• Allen, who played on USA Basketball's college select team this summer, is an interesting character. He's a smooth big man with a nice jumper (teammates have occasionally called him "Big Sexy") who seems more comfortable in the face-up, pick-and-pop game than he is backing down opposing posts. He only shot 88 free throws in 1,207 minutes last season, and he's often criticized for having a "passive" demeanor. But he puts in significant effort on the glass (with
Allen is also capable of some all-conference-level sarcasm. He told me that it takes trash-talk to truly get him riled up, and when I asked him which opponent ran its mouth the most last season, he said, "Ironically, it was the guys from Seton Hall."
• The single biggest thing holding back Temple's offense, which ranked 77th nationally in efficiency last season: Its ratio of free-throw attempts (533) to field-goal attempts (1,942) was abysmal. Only eight teams in D-I -- Sacred Heart, Illinois, Toledo, Presbyterian, Bryant, Dartmouth, Eastern Kentucky and College of Charleston -- had lower ratios, and none of those teams ranked in the top 60 nationally in offensive efficiency, either.
The low fouls-drawn-per-40-minutes rates of big men Allen (3.1), Michael Eric (3.5) and Craig Williams (2.0) are a major issue.

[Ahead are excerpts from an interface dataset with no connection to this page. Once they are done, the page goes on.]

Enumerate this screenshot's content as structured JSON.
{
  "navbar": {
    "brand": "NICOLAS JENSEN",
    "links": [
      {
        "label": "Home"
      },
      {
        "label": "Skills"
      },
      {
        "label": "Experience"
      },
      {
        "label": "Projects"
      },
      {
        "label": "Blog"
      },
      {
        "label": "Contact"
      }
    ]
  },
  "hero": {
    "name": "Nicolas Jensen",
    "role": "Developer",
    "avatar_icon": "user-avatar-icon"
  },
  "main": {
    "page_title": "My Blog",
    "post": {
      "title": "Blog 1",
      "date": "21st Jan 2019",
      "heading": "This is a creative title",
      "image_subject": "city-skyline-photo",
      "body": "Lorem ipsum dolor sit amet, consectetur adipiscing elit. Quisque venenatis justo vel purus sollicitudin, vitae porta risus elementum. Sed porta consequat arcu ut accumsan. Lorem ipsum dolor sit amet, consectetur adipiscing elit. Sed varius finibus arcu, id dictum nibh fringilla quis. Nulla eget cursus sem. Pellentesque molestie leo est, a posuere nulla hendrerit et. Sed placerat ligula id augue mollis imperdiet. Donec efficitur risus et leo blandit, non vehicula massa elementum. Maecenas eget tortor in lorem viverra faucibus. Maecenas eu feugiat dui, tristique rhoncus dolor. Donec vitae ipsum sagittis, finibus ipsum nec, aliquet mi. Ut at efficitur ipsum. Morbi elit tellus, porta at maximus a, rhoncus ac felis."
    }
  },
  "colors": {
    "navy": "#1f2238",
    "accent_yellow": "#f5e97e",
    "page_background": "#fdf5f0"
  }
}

The A-10's best NCAA tournament team from last season, Xavier, got much better fouls-drawn rates from frontcourt players Jason Love (4.7), Jamel McLean (5.3) and Kenny Frease (3.2), not to mention that guards Jordan Crawford (4.6) and Tu Holloway (5.0) were excellent whistle-drawers as well.
"We don't take it to the rim hard enough or strong enough or appropriately enough," Dunphy said. "We're not an attacker-of-the-rim kind of team, but we've talked about it, and hopefully we'll get better at that this year."
• A great Dunphy line, while encouraging Eric to finish stronger after receiving a slick feed from a driving Fernandez: "Mike, when Juan makes a pass like that and you don't finish, it's like reaching in his chest and taking his heart out."
• When the Owls are assigned push-ups and sit-ups in practice, Dunphy often joins them, and this is a source of amusement to his players. "He's going to hurt his back like that," I heard one of them say, laughing, as he watched Dunphy gingerly do a set of 15 push-ups, with his whistle tapping against the floor.
"They all bust my [butt] about it," Dunphy said. "They say I don't go down far enough."
• Senior forward Craig Williams was one of the bystanders in practice this week, alternating between riding a stationary bike and using a bone growth stimulator on the fifth metatarsal of his right foot, which he fractured while playing in St. Croix (his home) this offseason. The fracture didn't get diagnosed until he returned to Temple -- Williams initially thought he just had a sore foot -- so he didn't have surgery until September, and said he'll likely be sidelined until December.